|ARTIST:||Peter McIntyre OBE.|
|DATES:||New Zealand 1910 - 1995|
|TITLE:||Mobile Showers Beside an Ancient Well, Tunisia, 1943|
|MEDIUM:||Graphite on paper|
|SIZE:||19 x 31 cm|
Ref: Watercolour illustrated in Jennifer Haworth, The Art of War, NCWA 80, p. 136
PETER McINTYRE: WAR ARTIST
Dr. Warren Feeney
Peter McIntyre was appointed war artist for the Second New Zealand Expeditionary Forces (2nd NZEF) by General Bernard Freyberg on 1 January 1941. As a graduate from the Slade School of Art in London (1931-1934), he was ideally suited to the task of recording the 2nd NZEF’s campaigns in Crete, North Africa and Italy. The teaching programme at the Slade stressed life drawing and draughtsmanship based upon the ‘old masters,’ including Raphael, Rembrandt and Watteau, encouraging students to draw vigorously, building up sketches by observing the broad planes of the model. Like all undergraduates, McIntyre began by copying Antique casts before working in the life room and drawing the figure by means of ‘ovals or eggs.’ He thrived in this environment, graduating with prizes in composition and figure drawing.

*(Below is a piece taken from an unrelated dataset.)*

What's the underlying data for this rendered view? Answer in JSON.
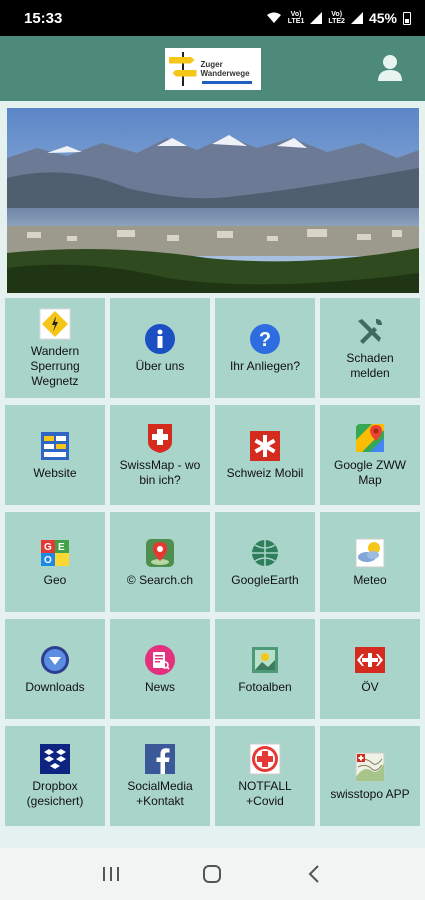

McIntyre recalled: "At the Slade you really learned to draw in a classical manner and you know I’ve always been convinced that no one can be a really good painter until he’s learned how to draw and to draw well and truly." (Encounter, 1976, Wellington: Television New Zealand Archives.)
He was also conscious that he belonged to an impressive tradition of Slade graduates whose proficiency accounted for a significant number of war artists during the First World War. The list included Augustus John, Paul Nash and William Orpen. Certainly, in his sketches of New Zealand officers and soldiers, McIntyre’s training is evident in his handling of volume and mass, the clarification of the underlying structure of his figures and the complexity of their character and personality.
McIntyre’s earliest drawings are of the New Zealand soldier’s life in Maadi Camp. Reproduced in the army publication, Parade, Freyberg also valued and encouraged the comradeship that McIntyre captured in these works. Just as war artist Christopher Nevinson had revealed the distinctive personality of the British soldier, McIntyre rose to the challenge in sketches of New Zealanders often brewing tea or playing cards. In these and other drawings, McIntyre also rediscovered his identity. He later recalled his experience of meeting a conscript, the first New Zealander he had seen in nine years absence, on the train to Aldershot in 1940: "His hair was cut short above the ears with crisp waves on top... His face was drawn as if he had been looking into the sun... 'Gooday, [sic] how’s she going?' he said, and my nine years of exile melted away." (Peter McIntyre, The Painted Years, Wellington: A. H. & A. W. Reed, 1962, p. 57.)
As war artist McIntyre also rapidly learnt the most practical methods of gathering information in battle, making short hand notes and tonal sketches for finished paintings back at army camp. When he arrived in Crete on 14 May 1941 the German Luftwaffe had begun bombing the New Zealand camp and McIntyre’s sketch of the terrain provides the sort of topographical detail that informed paintings such as General Hospital Crete (Archives New Zealand, AAAC 898, NCWA 301).
McIntyre was equally adept at summarising the changing light of the North African and Italian landscape. The working study for Mobile Showers Beside an Ancient Well, Tunisia 1943 (AAAC 898, NCWA 80) records the NZEF’s camp in a confident and summary tonal sketch. Similarly, his drawing An Italian Village Under Shellfire, May 1944 provides an insight into his painting, with the composition for the finished work already formed in the drawing (AAAC 898, NCWA 283).
In 1976 McIntyre reflected on his time as war artist: "I think my two and a half years in the Western Desert with the New Zealand Division were the best times in my whole life in the company of men... To me the New Zealand Division in those days was a superb thing. Men at their best in extraordinary circumstances." (Encounter, 1976.)
Over the period in which he served with the 2nd NZEF, McIntyre’s paintings and sketches perceptively conveyed the routine and harsh reality of war. Testimony to the authority of these familiar and dramatic narratives of the New Zealand soldier, his sketches and paintings continue to define New Zealand’s memory and experience of the Second World War today.
|Jonathan Grant Galleries Ltd
280 Parnell Rd, Parnell, Auckland, New Zealand.
Telephone +64-9-308 9125 Email email@example.com